Neuroplasticity in motor learning
Learning new skills will change your brain.
Official statistics and empirical research show that only 20-30% of all sports coaches are women. The low proportion of female coaches does not reflect the increasing number of sporting girls and women and is particularly significant in senior coaching positions, where women often represent only a couple percent.
Sports coaches have a major impact on the development and quality of sport at all levels. Their work has an extraordinary societal impact - they have a major part in any success in popular domestic and international sports competitions. At the same time, they make a positive contribution to the physical, mental and social health of millions of children, youth, adults and elderly. Therefore, the need for quality coaches is justifiably growing. However, even the largest sports superpowers often lack coaches, which is enhanced by the fact that women are a minority in the coaching profession. This is a global, European and Czech problem. Despite the increased attention of experts and sports institutions, which have been dealing with gender issues in recent years, it turns out that the shortage of coaches not only persists but in some aspects is even deepening.
How did gender inequality in coaching arise? In what contexts did the first female coaches appear? When did the organizational support for female coaches begin to develop? Which countries have projects focused on gender issues of coaching? How can we help female athletes towards coaching after the end of their sports careers? Does coaching education reflect the absence of female coaches? Does coaching education respond to the needs of mothers? We have been looking for answers to these questions not only at the Faculty of Sports Studies at MU since 2018 within the research project Gender Aspects of Coaching (MU specific research GENAT in 2018 and GENAT2 in 2019).
The results of quantitative and qualitative research surveys point out a number of circumstances that could improve the gender imbalance in coaching:
Daily news reminds us that our female athletes are extremely successful in many sports. Their experience could be used very effectively in elite and recreational sports development if they continued to work as coaches after the end of their sports career. The Faculty of Sports Studies at MU offers coaching study programs that may help all aspiring coaches. The excellent results of Czech sportswomen can be connected with another profession via the Dual Career program. Foreign examples of good practice can also help to improve the gender imbalance in coaching. Abroad we can get inspiration on how to strengthen the interventions at the national, federal and club level, involve experienced female coaches in mentoring programs or innovate coaching education to support women in coaching.
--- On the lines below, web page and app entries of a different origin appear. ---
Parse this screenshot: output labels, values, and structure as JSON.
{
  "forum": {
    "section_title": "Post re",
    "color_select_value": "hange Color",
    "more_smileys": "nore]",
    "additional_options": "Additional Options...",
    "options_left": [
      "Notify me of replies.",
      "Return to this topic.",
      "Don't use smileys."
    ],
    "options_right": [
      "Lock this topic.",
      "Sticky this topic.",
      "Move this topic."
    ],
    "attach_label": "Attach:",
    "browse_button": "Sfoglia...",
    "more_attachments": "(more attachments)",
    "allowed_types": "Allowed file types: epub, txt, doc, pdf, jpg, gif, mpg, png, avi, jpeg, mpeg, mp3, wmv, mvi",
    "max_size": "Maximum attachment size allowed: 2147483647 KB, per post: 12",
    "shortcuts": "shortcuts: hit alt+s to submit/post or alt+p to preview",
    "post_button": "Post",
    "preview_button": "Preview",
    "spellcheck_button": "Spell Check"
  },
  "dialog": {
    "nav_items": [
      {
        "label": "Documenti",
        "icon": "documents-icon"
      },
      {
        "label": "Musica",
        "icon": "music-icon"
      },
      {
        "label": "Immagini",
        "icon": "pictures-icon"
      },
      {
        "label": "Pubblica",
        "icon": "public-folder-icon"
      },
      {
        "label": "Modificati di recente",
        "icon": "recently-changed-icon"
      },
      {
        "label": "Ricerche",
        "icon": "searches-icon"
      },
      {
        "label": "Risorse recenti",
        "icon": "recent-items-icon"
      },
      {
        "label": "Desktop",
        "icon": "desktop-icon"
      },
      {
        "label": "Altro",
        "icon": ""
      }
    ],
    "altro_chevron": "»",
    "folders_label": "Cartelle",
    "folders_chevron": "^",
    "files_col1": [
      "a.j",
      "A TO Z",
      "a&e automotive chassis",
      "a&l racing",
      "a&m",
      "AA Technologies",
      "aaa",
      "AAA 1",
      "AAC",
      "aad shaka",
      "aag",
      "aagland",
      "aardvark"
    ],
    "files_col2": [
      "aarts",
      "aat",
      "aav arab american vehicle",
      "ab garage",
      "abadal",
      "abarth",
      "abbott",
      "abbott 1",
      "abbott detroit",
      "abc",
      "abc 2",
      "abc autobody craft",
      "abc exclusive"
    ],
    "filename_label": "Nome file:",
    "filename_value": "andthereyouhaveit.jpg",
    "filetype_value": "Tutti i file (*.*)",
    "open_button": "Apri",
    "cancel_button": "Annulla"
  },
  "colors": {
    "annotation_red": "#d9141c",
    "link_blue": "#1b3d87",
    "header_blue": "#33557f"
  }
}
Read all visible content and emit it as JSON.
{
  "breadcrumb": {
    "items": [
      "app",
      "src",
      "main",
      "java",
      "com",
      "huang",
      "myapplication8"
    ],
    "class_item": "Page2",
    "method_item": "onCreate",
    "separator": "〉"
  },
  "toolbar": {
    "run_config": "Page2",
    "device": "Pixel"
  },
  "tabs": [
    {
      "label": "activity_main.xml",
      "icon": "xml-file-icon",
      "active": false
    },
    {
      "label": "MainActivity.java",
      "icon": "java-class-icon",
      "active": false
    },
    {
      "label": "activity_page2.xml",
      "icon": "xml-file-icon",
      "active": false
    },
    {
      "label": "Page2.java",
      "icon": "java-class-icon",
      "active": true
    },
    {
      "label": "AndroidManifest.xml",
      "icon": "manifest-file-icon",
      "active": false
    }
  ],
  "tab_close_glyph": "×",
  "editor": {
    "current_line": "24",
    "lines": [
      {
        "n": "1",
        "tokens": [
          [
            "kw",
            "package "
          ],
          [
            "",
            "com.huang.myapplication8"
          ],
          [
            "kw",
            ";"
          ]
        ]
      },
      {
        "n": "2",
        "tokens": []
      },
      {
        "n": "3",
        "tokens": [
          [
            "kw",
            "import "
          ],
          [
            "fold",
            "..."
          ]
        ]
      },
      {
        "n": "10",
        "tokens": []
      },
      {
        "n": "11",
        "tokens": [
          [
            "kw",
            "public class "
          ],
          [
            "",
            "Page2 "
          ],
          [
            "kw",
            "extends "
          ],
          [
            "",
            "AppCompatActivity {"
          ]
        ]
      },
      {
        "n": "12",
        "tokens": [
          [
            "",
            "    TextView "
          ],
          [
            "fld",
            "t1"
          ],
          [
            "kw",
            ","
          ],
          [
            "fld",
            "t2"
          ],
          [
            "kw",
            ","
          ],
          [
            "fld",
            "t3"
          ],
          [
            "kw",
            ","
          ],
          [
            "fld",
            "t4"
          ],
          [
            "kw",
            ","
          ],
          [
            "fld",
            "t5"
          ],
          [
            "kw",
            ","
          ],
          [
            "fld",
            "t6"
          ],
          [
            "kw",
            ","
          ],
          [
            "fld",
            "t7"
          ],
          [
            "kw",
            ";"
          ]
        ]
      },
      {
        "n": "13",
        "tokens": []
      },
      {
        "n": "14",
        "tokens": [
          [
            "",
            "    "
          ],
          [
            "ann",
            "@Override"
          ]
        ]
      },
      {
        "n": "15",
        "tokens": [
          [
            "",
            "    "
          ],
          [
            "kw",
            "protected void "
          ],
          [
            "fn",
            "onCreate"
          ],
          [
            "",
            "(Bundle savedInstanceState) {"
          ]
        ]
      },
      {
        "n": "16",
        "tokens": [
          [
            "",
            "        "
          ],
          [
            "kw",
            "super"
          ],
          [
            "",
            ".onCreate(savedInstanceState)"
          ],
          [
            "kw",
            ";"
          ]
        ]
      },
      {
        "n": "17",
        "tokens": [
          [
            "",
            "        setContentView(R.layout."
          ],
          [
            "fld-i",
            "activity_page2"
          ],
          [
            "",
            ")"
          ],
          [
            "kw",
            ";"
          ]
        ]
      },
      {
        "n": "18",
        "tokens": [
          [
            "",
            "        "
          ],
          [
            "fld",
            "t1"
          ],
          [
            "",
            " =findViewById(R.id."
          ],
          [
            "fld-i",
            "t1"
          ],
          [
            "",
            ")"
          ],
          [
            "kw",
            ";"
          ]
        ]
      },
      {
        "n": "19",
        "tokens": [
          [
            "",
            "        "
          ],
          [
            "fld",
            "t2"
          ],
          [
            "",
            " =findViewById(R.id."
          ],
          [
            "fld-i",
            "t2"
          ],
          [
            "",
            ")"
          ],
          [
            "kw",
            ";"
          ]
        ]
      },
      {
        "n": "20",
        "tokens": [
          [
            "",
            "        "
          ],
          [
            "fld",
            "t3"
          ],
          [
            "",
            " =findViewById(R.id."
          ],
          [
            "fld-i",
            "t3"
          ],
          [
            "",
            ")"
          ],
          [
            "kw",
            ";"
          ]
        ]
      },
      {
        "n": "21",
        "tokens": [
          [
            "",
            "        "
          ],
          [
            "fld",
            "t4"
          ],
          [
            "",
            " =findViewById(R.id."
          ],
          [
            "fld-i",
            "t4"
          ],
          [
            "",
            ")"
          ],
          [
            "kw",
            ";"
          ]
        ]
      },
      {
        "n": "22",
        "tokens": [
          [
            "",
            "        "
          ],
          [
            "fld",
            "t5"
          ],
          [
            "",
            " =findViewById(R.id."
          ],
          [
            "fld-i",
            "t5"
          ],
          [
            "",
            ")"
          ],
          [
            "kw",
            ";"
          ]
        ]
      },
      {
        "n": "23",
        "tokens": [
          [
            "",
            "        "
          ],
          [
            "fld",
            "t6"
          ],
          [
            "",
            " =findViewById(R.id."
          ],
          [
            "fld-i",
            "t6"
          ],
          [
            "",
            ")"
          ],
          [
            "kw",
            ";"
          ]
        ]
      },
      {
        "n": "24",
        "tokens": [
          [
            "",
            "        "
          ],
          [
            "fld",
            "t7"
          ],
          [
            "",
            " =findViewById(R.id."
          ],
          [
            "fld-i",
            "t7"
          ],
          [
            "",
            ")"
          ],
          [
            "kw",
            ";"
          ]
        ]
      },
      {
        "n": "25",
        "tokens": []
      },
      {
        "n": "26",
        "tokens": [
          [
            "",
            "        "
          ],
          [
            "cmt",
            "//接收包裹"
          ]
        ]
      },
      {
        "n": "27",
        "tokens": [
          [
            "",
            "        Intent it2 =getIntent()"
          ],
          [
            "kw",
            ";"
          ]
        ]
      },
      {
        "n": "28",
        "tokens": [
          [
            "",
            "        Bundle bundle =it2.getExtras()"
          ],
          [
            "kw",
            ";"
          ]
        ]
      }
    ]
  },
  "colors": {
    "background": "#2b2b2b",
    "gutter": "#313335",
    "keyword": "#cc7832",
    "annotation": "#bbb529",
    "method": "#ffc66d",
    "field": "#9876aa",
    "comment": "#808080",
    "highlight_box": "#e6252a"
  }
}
Canadian Journal for Women in Coaching. (2000–2021). Ottawa: Coaching Association of Canada. Dostupné z https://coach.ca/canadian-journal-women-coaching
Fasting, K. (2019). Zapojme se všichni! Směrem k genderové vyváženosti v evropském sportu. Analytická zpráva. Štrasburk: Rada Evropy. Dostupné z https://www.olympic.cz/upload/files/r1subv6sel-analyticky-report-4.pdf
Fasting, K., & Knorre, N. (2005). Woman in Sport in the Czech Republic. The Experiences of Female Athletes. Oslo & Praha: Norwegian School of Sport Sciences and Czech Olympic Committee.
Gender Equality in Coaching: Interactive Tool Kit. (2016). European Non-Governmental Sports Organisation: Bruxelles. Dostupné z https://www.score-coaching.eu/score-interactive-toolkit
Jakubcová, K., Jůva, V, & Roček, M. (2020). On selected problems of low representation of women in coaching. In J. Cacek, Z. Sajdlová, & K. Šimková, 12th INTERNATIONAL CONFERENCE ON KINANTHROPOLOGY “Sport and Quality of Life” (s. 394–400). Brno: Masarykova univerzita.
Jakubcová, K., Jůva, V, & Roček, M. (2020). Trenérství a ženy – organizační a projektová podpora. Česká kinantropologie, 24(3–4), 20–37.
LaVoi, N. M. (Ed.). (2016). Women in Sports Coaching. New York, NY: Routlege.
Women in Sport Coaching. Special Issue. (2019). Women in Sport and Physical Activity Journal, 27(2).
Learning new skills will change your brain.
Development of the new Load Walking Test
Relative Age Effect – the influence of chronological age on the biological stage of individual development.
GPS vest monitoring of exercise load